Find us on Facebook!
  • More than 50 former Israeli soldiers have refused to serve in the current ground operation in #Gaza.
  • "My wife and I are both half-Jewish. Both of us very much felt and feel American first and Jewish second. We are currently debating whether we should send our daughter to a Jewish pre-K and kindergarten program or to a public one. Pros? Give her a Jewish community and identity that she could build on throughout her life. Cons? Costs a lot of money; She will enter school with the idea that being Jewish makes her different somehow instead of something that you do after or in addition to regular school. Maybe a Shabbat sing-along would be enough?"
  • Undeterred by the conflict, 24 Jews participated in the first ever Jewish National Fund— JDate singles trip to Israel. Translation: Jews age 30 to 45 travelled to Israel to get it on in the sun, with a side of hummus.
  • "It pains and shocks me to say this, but here goes: My father was right all along. He always told me, as I spouted liberal talking points at the Shabbos table and challenged his hawkish views on Israel and the Palestinians to his unending chagrin, that I would one day change my tune." Have you had a similar experience?

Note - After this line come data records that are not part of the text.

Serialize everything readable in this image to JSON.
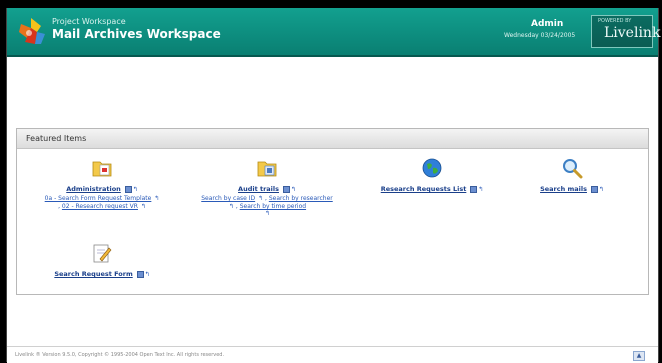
{
  "header": {
    "subtitle": "Project Workspace",
    "title": "Mail Archives Workspace",
    "user_name": "Admin",
    "user_date": "Wednesday 03/24/2005",
    "brand_small": "POWERED BY",
    "brand_name": "Livelink"
  },
  "panel": {
    "title": "Featured Items"
  },
  "items": [
    {
      "title": "Administration",
      "links": [
        "0a - Search Form Request Template",
        "02 - Research request VR"
      ],
      "icon": "folder-document-icon"
    },
    {
      "title": "Audit trails",
      "links": [
        "Search by case ID",
        "Search by researcher",
        "Search by time period"
      ],
      "icon": "folder-audit-icon"
    },
    {
      "title": "Research Requests List",
      "links": [],
      "icon": "globe-icon"
    },
    {
      "title": "Search mails",
      "links": [],
      "icon": "magnifier-icon"
    },
    {
      "title": "Search Request Form",
      "links": [],
      "icon": "pencil-form-icon"
    }
  ],
  "footer": {
    "text": "Livelink ® Version 9.5.0, Copyright © 1995-2004 Open Text Inc. All rights reserved."
  }
}
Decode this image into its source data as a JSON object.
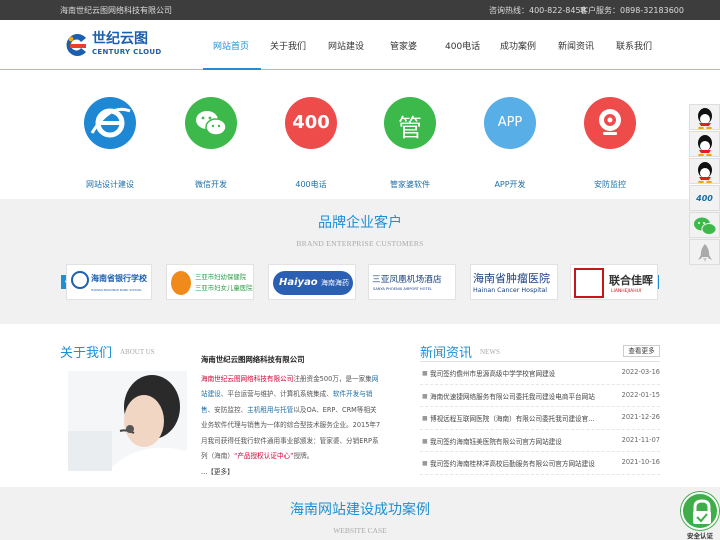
{
  "topbar": {
    "company": "海南世纪云图网络科技有限公司",
    "hotline": "咨询热线：400-822-8458",
    "service": "客户服务：0898-32183600"
  },
  "logo": {
    "cn": "世纪云图",
    "en": "CENTURY CLOUD"
  },
  "nav": {
    "items": [
      "网站首页",
      "关于我们",
      "网站建设",
      "管家婆",
      "400电话",
      "成功案例",
      "新闻资讯",
      "联系我们"
    ],
    "active": "网站首页"
  },
  "services": [
    {
      "label": "网站设计建设",
      "icon": "ie-browser-icon",
      "color": "#1e88d4"
    },
    {
      "label": "微信开发",
      "icon": "wechat-icon",
      "color": "#3cb94a"
    },
    {
      "label": "400电话",
      "icon": "400-icon",
      "color": "#ee4b4b",
      "glyph": "400"
    },
    {
      "label": "管家婆软件",
      "icon": "guanjiapo-icon",
      "color": "#3cb94a",
      "glyph": "管"
    },
    {
      "label": "APP开发",
      "icon": "app-icon",
      "color": "#58aee6",
      "glyph": "APP"
    },
    {
      "label": "安防监控",
      "icon": "camera-icon",
      "color": "#ee4b4b"
    }
  ],
  "brands": {
    "title": "品牌企业客户",
    "subtitle": "BRAND ENTERPRISE CUSTOMERS",
    "logos": [
      {
        "name": "海南省银行学校",
        "sub": "HAINAN PROVINCE BANK SCHOOL"
      },
      {
        "name": "三亚市妇幼保健院",
        "sub": "三亚市妇女儿童医院"
      },
      {
        "name": "Haiyao",
        "sub": "海南海药"
      },
      {
        "name": "三亚凤凰机场酒店",
        "sub": "SANYA PHOENIX AIRPORT HOTEL"
      },
      {
        "name": "海南省肿瘤医院",
        "sub": "Hainan Cancer Hospital"
      },
      {
        "name": "联合佳晖",
        "sub": "LIANHEJIAHUI"
      }
    ]
  },
  "about": {
    "title": "关于我们",
    "title_en": "ABOUT US",
    "company": "海南世纪云图网络科技有限公司",
    "p1_hl": "海南世纪云图网络科技有限公司",
    "p1_a": "注册资金500万，是一家集",
    "p1_b": "网站建设",
    "p1_c": "、平台运营与维护、计算机系统集成、",
    "p1_d": "软件开发与销售",
    "p1_e": "、安防监控、",
    "p1_f": "主机租用与托管",
    "p1_g": "以及OA、ERP、CRM等相关业务软件代理与销售为一体的综合型技术服务企业。2015年7月我司获得任我行软件通用事业部颁发：管家婆、分销ERP系列（海南）",
    "p1_h": "“产品授权认证中心”",
    "p1_i": "授牌。",
    "more": "...【更多】"
  },
  "news": {
    "title": "新闻资讯",
    "title_en": "NEWS",
    "more": "查看更多",
    "items": [
      {
        "title": "我司签约儋州市思源高级中学学校官网建设",
        "date": "2022-03-16"
      },
      {
        "title": "海南优速捷网络服务有限公司委托我司建设电商平台网站",
        "date": "2022-01-15"
      },
      {
        "title": "博视远程互联网医院（海南）有限公司委托我司建设官...",
        "date": "2021-12-26"
      },
      {
        "title": "我司签约海南钰美医院有限公司官方网站建设",
        "date": "2021-11-07"
      },
      {
        "title": "我司签约海南桂林洋高校后勤服务有限公司官方网站建设",
        "date": "2021-10-16"
      }
    ]
  },
  "cases": {
    "title": "海南网站建设成功案例",
    "subtitle": "WEBSITE CASE"
  },
  "sidebar": {
    "items": [
      "qq-icon",
      "qq-icon",
      "qq-icon",
      "400-phone-icon",
      "wechat-icon",
      "rocket-icon"
    ],
    "label_400": "400"
  },
  "seal": {
    "label": "安全认证"
  }
}
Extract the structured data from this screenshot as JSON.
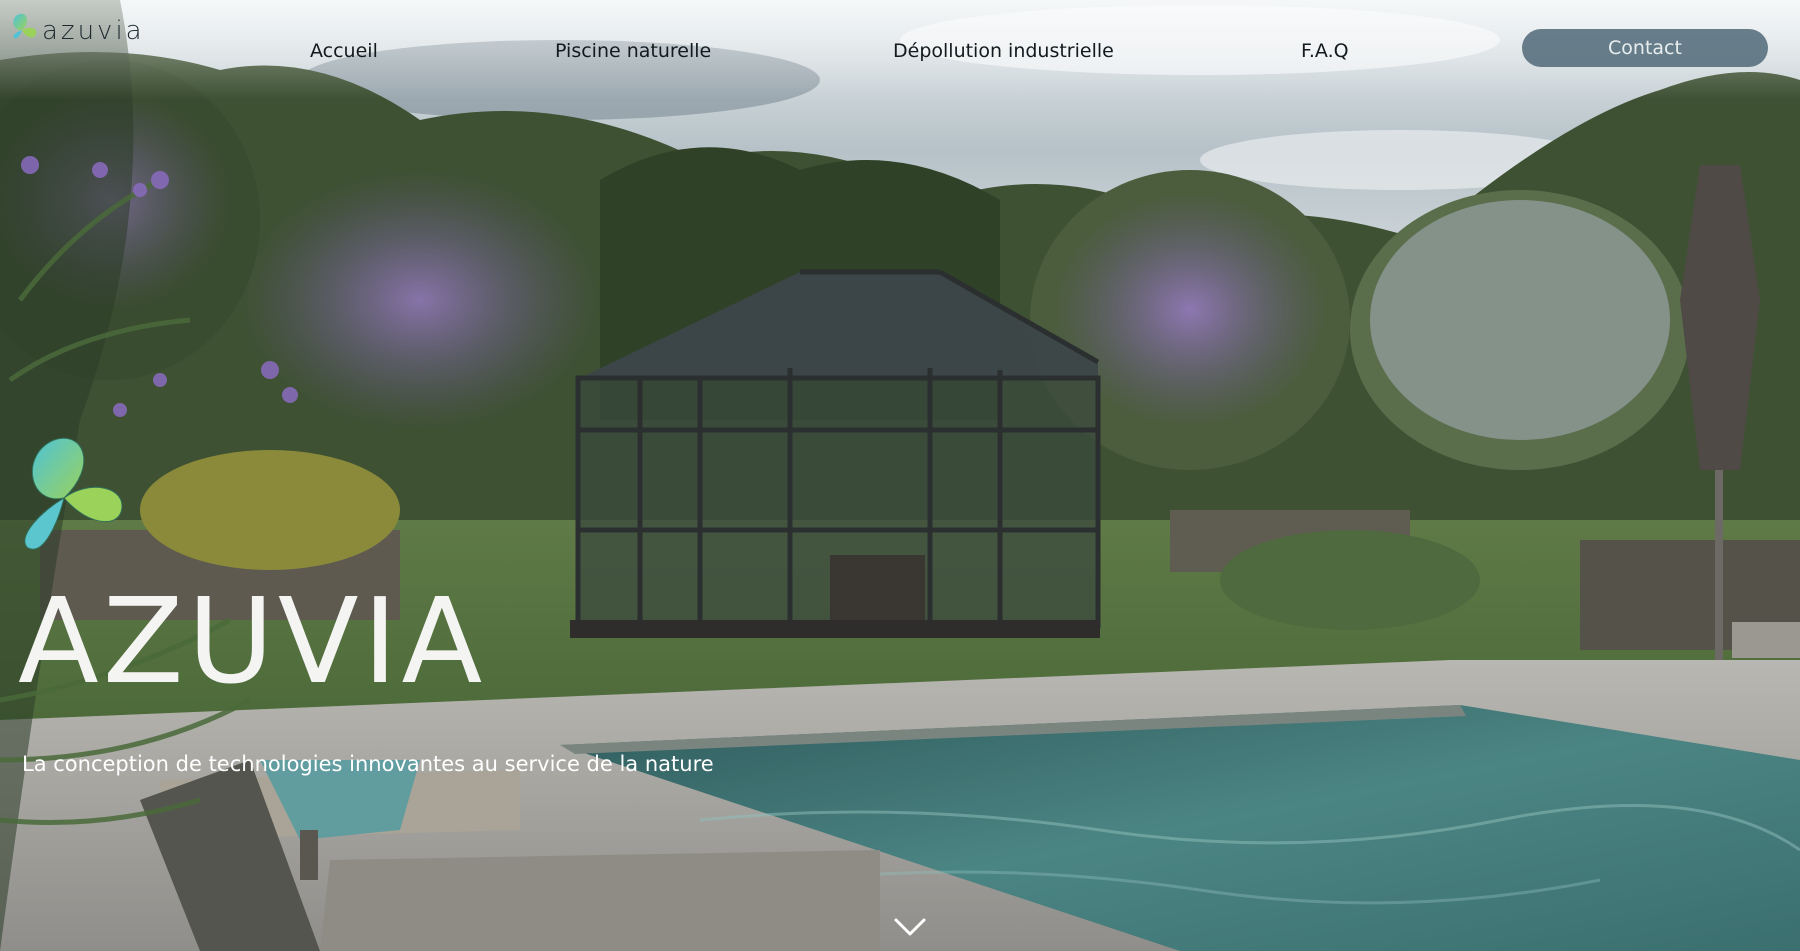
{
  "brand": {
    "logo_text": "azuvia"
  },
  "nav": {
    "items": [
      {
        "label": "Accueil"
      },
      {
        "label": "Piscine naturelle"
      },
      {
        "label": "Dépollution industrielle"
      },
      {
        "label": "F.A.Q"
      }
    ],
    "contact_label": "Contact"
  },
  "hero": {
    "title": "AZUVIA",
    "subtitle": "La conception de technologies innovantes au service de la nature"
  },
  "icons": {
    "logo": "butterfly-logo-icon",
    "scroll": "chevron-down-icon"
  },
  "colors": {
    "contact_button": "#506978",
    "logo_gradient_start": "#4ec3d8",
    "logo_gradient_end": "#9bd25a",
    "text_dark": "#131b1f"
  }
}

  • "'What’s this, mommy?' she asked, while pulling at the purple sleeve to unwrap this mysterious little gift mom keeps hidden in the inside pocket of her bag. Oh boy, how do I answer?"
  • "I fear that we are witnessing the end of politics in the Israeli-Palestinian conflict. I see no possibility for resolution right now. I look into the future and see only a void." What do you think?

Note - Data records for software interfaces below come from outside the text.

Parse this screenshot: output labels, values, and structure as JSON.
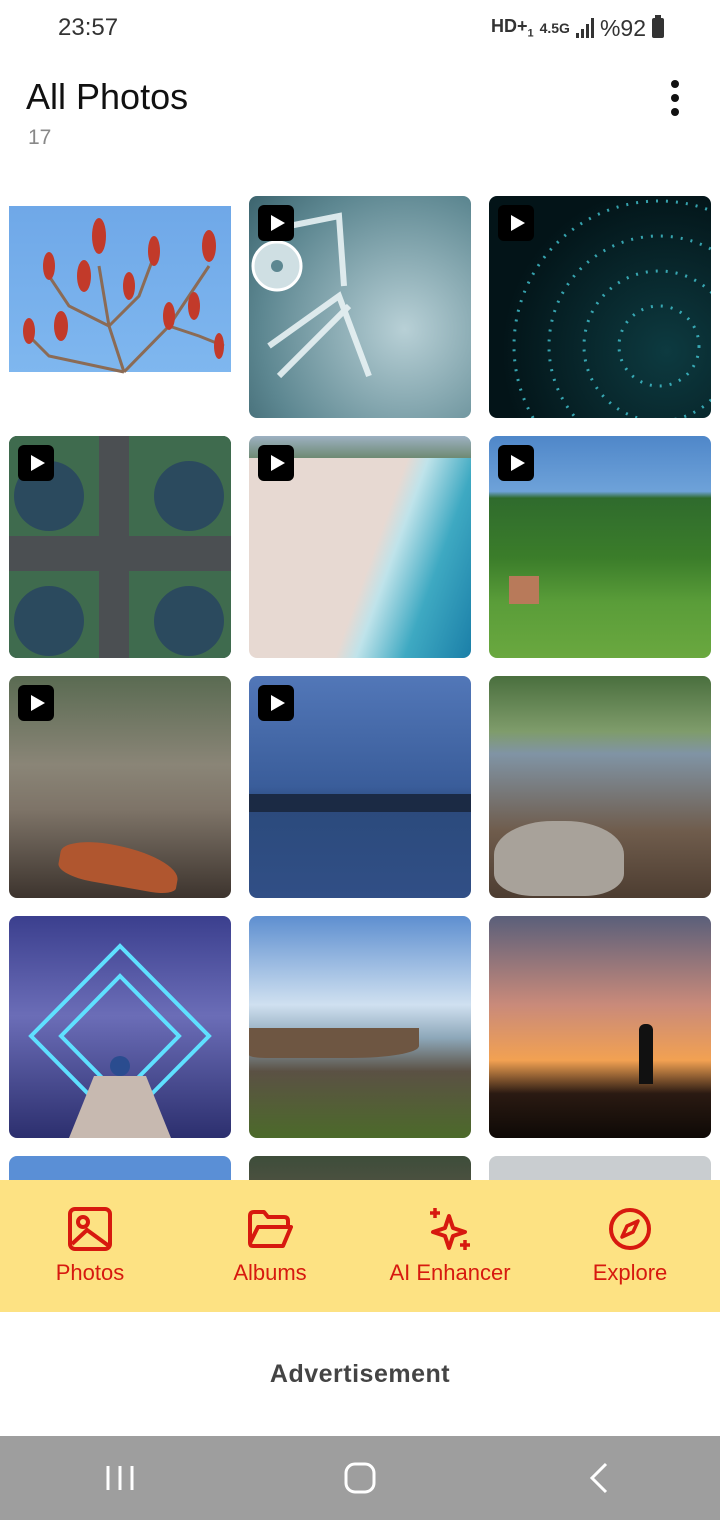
{
  "status_bar": {
    "time": "23:57",
    "network": "HD+",
    "network_sub": "1",
    "net_type": "4.5G",
    "battery": "%92"
  },
  "header": {
    "title": "All Photos",
    "count": "17"
  },
  "grid": {
    "items": [
      {
        "name": "photo-red-sumac-branches",
        "video": false
      },
      {
        "name": "video-director-chair",
        "video": true
      },
      {
        "name": "video-teal-particles",
        "video": true
      },
      {
        "name": "video-road-intersection",
        "video": true
      },
      {
        "name": "video-beach-aerial",
        "video": true
      },
      {
        "name": "video-countryside-field",
        "video": true
      },
      {
        "name": "video-blurred-rocks",
        "video": true
      },
      {
        "name": "video-lake-dusk",
        "video": true
      },
      {
        "name": "photo-rocky-lakeshore",
        "video": false
      },
      {
        "name": "photo-neon-portal-pier",
        "video": false
      },
      {
        "name": "photo-shipwreck-shore",
        "video": false
      },
      {
        "name": "photo-sunset-silhouette",
        "video": false
      },
      {
        "name": "photo-partial-1",
        "video": false
      },
      {
        "name": "photo-partial-2",
        "video": false
      },
      {
        "name": "photo-partial-3",
        "video": false
      }
    ]
  },
  "bottom_nav": {
    "items": [
      {
        "label": "Photos",
        "icon": "image-icon"
      },
      {
        "label": "Albums",
        "icon": "folder-icon"
      },
      {
        "label": "AI Enhancer",
        "icon": "sparkles-icon"
      },
      {
        "label": "Explore",
        "icon": "compass-icon"
      }
    ],
    "color": "#d7190f",
    "background": "#fde283"
  },
  "ad": {
    "label": "Advertisement"
  }
}
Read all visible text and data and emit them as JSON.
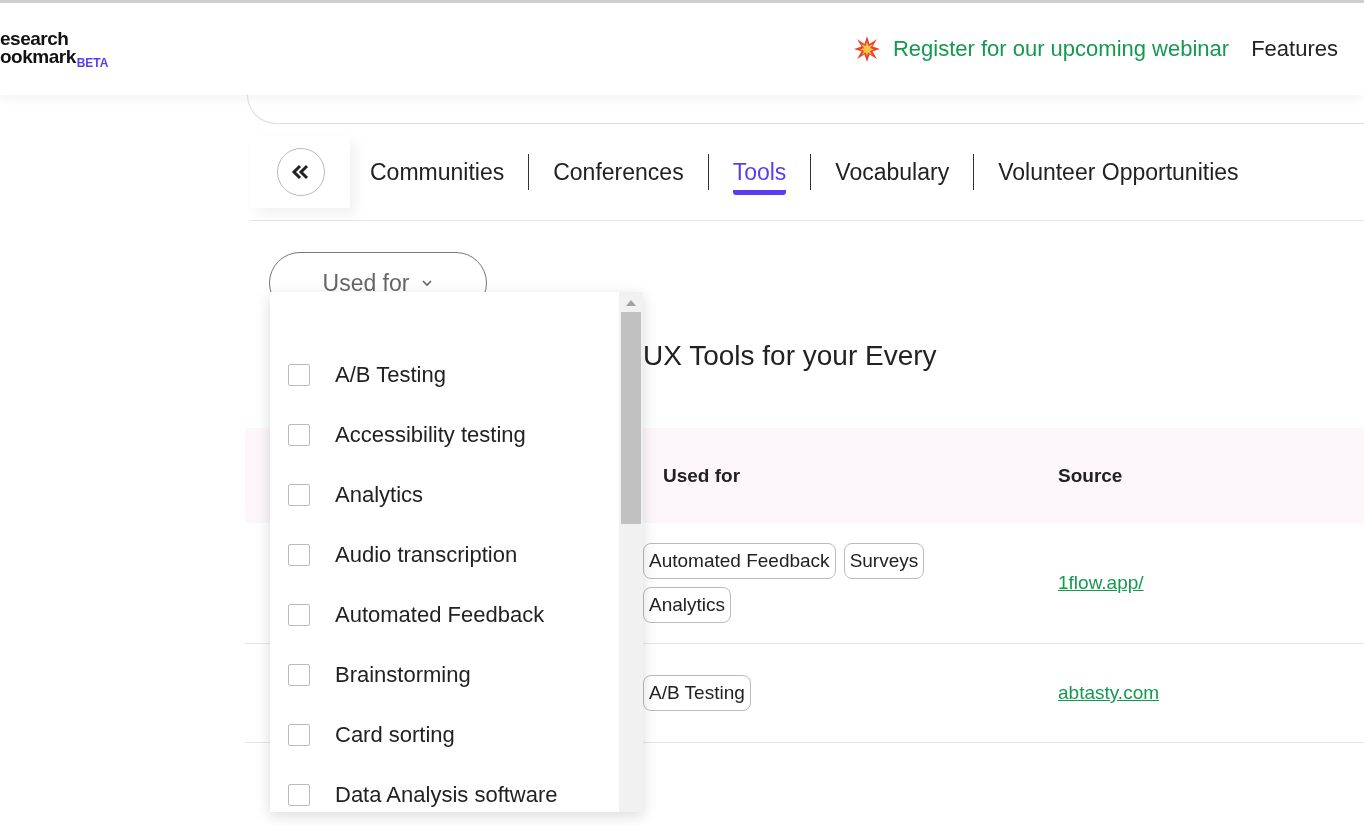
{
  "header": {
    "logo_lines": [
      "esearch",
      "ookmark"
    ],
    "badge": "BETA",
    "webinar_link": "Register for our upcoming webinar",
    "nav": [
      "Features"
    ]
  },
  "tabs": [
    {
      "label": "Communities",
      "selected": false
    },
    {
      "label": "Conferences",
      "selected": false
    },
    {
      "label": "Tools",
      "selected": true
    },
    {
      "label": "Vocabulary",
      "selected": false
    },
    {
      "label": "Volunteer Opportunities",
      "selected": false
    }
  ],
  "filter": {
    "label": "Used for"
  },
  "dropdown": {
    "options": [
      {
        "label": "A/B Testing",
        "checked": false
      },
      {
        "label": "Accessibility testing",
        "checked": false
      },
      {
        "label": "Analytics",
        "checked": false
      },
      {
        "label": "Audio transcription",
        "checked": false
      },
      {
        "label": "Automated Feedback",
        "checked": false
      },
      {
        "label": "Brainstorming",
        "checked": false
      },
      {
        "label": "Card sorting",
        "checked": false
      },
      {
        "label": "Data Analysis software",
        "checked": false
      }
    ]
  },
  "page_title": "UX Tools for your Every",
  "table": {
    "columns": [
      "Used for",
      "Source"
    ],
    "rows": [
      {
        "tags": [
          "Automated Feedback",
          "Surveys",
          "Analytics"
        ],
        "source": "1flow.app/"
      },
      {
        "tags": [
          "A/B Testing"
        ],
        "source": "abtasty.com"
      }
    ]
  }
}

  • Not a gazillionaire? Take the "poor door."
  • "We will do what we must to protect our people. We have that right. We are not less deserving of life and quiet than anyone else. No more apologies."
  • "Woody Allen should have quit while he was ahead." Ezra Glinter's review of "Magic in the Moonlight":
  • Jon Stewart responds to his critics: “Look, obviously there are many strong opinions on this. But just merely mentioning Israel or questioning in any way the effectiveness or humanity of Israel’s policies is not the same thing as being pro-Hamas.”
  • "My bat mitzvah party took place in our living room. There were only a few Jewish kids there, and only one from my Sunday school class. She sat in the corner, wearing the right clothes, asking her mom when they could go." The latest in our Promised Lands series — what state should we visit next?
  • Former Israeli National Security Advisor Yaakov Amidror: “A cease-fire will mean that anytime Hamas wants to fight it can. Occupation of Gaza will bring longer-term quiet, but the price will be very high.” What do you think?
  • Should couples sign a pre-pregnancy contract, outlining how caring for the infant will be equally divided between the two parties involved? Just think of it as a ketubah for expectant parents:
  • Many #Israelis can't make it to bomb shelters in time. One of them is Amos Oz.
  • According to Israeli professor Mordechai Kedar, “the only thing that can deter terrorists, like those who kidnapped the children and killed them, is the knowledge that their sister or their mother will be raped."
  • from-cache

Would you like to receive updates about new stories?

We will not share your e-mail address or other personal information.

Already subscribed? Manage your subscription.